- **Task requirements**: Across the lines of the records below, how many have the string "shield" in them? Answer with the number alone.

[Start of section]

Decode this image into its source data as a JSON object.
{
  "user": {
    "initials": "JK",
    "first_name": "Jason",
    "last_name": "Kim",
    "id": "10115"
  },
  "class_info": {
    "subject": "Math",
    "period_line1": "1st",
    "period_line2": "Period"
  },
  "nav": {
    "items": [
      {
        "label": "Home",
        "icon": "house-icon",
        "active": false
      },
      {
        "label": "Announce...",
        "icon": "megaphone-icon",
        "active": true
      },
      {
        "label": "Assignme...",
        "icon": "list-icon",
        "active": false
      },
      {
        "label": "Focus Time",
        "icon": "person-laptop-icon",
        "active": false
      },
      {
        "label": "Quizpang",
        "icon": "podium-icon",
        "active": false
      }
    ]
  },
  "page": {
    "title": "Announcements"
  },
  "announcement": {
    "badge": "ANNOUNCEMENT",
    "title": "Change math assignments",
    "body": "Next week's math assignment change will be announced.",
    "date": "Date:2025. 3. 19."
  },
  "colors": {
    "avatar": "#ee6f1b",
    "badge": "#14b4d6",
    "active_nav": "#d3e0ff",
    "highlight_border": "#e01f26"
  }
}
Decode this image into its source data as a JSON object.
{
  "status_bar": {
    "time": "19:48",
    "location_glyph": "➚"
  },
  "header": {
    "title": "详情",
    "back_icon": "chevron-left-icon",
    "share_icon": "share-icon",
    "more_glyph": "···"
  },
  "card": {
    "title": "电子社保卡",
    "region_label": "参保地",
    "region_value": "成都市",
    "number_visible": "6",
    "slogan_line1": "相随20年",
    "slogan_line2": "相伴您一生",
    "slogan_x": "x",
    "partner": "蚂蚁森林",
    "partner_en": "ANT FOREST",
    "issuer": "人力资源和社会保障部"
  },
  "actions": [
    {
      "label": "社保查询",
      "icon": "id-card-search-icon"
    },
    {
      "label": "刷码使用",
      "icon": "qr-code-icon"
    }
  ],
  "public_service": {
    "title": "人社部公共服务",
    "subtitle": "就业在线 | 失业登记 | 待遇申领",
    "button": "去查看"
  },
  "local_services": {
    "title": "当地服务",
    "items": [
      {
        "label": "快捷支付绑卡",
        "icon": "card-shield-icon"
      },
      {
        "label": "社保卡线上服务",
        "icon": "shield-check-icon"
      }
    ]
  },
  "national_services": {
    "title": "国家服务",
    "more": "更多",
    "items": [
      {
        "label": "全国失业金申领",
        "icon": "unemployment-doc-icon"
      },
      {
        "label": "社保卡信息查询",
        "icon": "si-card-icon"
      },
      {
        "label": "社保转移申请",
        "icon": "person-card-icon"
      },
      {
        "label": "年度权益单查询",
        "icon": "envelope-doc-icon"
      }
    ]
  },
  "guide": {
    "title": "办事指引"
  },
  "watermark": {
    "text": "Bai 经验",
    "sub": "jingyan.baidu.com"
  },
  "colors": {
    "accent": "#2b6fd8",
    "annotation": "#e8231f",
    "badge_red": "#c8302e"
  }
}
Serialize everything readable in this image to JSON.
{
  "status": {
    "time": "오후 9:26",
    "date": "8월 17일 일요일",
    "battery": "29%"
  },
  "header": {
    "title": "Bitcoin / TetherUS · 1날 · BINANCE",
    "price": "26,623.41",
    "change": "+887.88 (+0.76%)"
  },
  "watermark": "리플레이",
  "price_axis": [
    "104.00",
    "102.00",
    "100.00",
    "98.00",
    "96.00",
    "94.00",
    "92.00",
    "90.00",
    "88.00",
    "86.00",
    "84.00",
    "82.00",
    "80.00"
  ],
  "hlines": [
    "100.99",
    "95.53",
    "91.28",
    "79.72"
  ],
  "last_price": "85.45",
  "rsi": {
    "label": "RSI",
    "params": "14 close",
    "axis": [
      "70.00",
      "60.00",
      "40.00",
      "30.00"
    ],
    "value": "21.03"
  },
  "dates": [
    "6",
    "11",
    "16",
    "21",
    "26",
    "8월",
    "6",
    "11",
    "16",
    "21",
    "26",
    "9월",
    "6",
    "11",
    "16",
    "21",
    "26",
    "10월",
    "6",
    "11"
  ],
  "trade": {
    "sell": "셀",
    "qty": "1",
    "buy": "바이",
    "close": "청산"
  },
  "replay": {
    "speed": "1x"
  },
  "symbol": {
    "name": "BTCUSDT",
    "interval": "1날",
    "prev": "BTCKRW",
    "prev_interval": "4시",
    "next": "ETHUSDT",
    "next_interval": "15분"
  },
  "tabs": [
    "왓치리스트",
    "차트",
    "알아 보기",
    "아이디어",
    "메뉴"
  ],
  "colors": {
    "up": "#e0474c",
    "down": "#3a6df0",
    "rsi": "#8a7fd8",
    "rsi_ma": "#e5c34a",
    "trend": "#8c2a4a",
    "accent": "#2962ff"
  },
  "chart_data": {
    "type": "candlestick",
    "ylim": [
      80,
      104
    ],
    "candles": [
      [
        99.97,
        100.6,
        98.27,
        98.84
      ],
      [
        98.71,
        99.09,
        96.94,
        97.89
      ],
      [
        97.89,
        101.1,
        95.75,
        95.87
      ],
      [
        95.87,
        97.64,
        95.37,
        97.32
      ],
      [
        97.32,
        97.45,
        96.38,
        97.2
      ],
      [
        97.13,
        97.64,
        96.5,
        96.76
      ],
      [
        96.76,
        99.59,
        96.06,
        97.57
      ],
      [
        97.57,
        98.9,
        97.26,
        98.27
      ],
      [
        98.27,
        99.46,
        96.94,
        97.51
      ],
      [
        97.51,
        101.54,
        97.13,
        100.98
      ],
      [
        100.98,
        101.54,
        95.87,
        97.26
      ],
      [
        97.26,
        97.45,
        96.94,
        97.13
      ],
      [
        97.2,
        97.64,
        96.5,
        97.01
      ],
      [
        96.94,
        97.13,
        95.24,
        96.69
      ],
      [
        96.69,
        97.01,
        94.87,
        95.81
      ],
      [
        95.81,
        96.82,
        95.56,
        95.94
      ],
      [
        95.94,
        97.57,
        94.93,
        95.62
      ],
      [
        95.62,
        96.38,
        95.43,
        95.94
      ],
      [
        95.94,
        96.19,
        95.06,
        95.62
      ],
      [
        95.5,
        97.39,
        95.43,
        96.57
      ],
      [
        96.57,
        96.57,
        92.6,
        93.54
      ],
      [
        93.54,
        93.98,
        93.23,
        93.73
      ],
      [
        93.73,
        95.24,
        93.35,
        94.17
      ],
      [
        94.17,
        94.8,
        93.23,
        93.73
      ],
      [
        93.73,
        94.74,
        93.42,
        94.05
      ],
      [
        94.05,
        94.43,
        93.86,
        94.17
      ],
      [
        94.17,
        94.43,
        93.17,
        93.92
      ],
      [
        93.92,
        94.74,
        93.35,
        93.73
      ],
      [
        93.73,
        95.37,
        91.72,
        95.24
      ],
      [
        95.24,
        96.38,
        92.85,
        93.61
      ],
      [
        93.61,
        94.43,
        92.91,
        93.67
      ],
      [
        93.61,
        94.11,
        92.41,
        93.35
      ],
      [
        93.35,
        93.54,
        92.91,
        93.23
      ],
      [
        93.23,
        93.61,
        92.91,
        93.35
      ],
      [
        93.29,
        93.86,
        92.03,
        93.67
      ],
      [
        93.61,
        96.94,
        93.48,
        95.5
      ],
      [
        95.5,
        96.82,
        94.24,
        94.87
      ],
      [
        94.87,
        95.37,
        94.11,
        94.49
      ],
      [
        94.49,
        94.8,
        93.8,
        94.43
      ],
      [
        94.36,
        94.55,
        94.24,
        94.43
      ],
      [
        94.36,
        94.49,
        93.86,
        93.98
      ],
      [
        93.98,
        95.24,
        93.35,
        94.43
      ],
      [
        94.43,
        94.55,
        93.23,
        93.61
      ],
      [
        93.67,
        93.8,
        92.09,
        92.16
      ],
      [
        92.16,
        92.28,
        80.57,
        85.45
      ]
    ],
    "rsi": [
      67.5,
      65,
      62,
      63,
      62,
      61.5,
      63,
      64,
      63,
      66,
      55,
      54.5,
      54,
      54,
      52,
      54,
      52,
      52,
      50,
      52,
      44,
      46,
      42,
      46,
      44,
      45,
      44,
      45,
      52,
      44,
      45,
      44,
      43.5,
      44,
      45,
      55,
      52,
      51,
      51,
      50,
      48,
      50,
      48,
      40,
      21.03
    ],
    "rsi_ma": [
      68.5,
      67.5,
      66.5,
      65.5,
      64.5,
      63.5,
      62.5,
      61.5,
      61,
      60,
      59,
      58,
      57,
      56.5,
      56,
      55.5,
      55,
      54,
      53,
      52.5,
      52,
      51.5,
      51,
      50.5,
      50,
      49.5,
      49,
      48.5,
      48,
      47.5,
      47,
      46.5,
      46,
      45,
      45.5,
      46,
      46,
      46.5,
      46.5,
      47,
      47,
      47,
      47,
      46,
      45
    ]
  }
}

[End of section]

- **Worked solution**: 2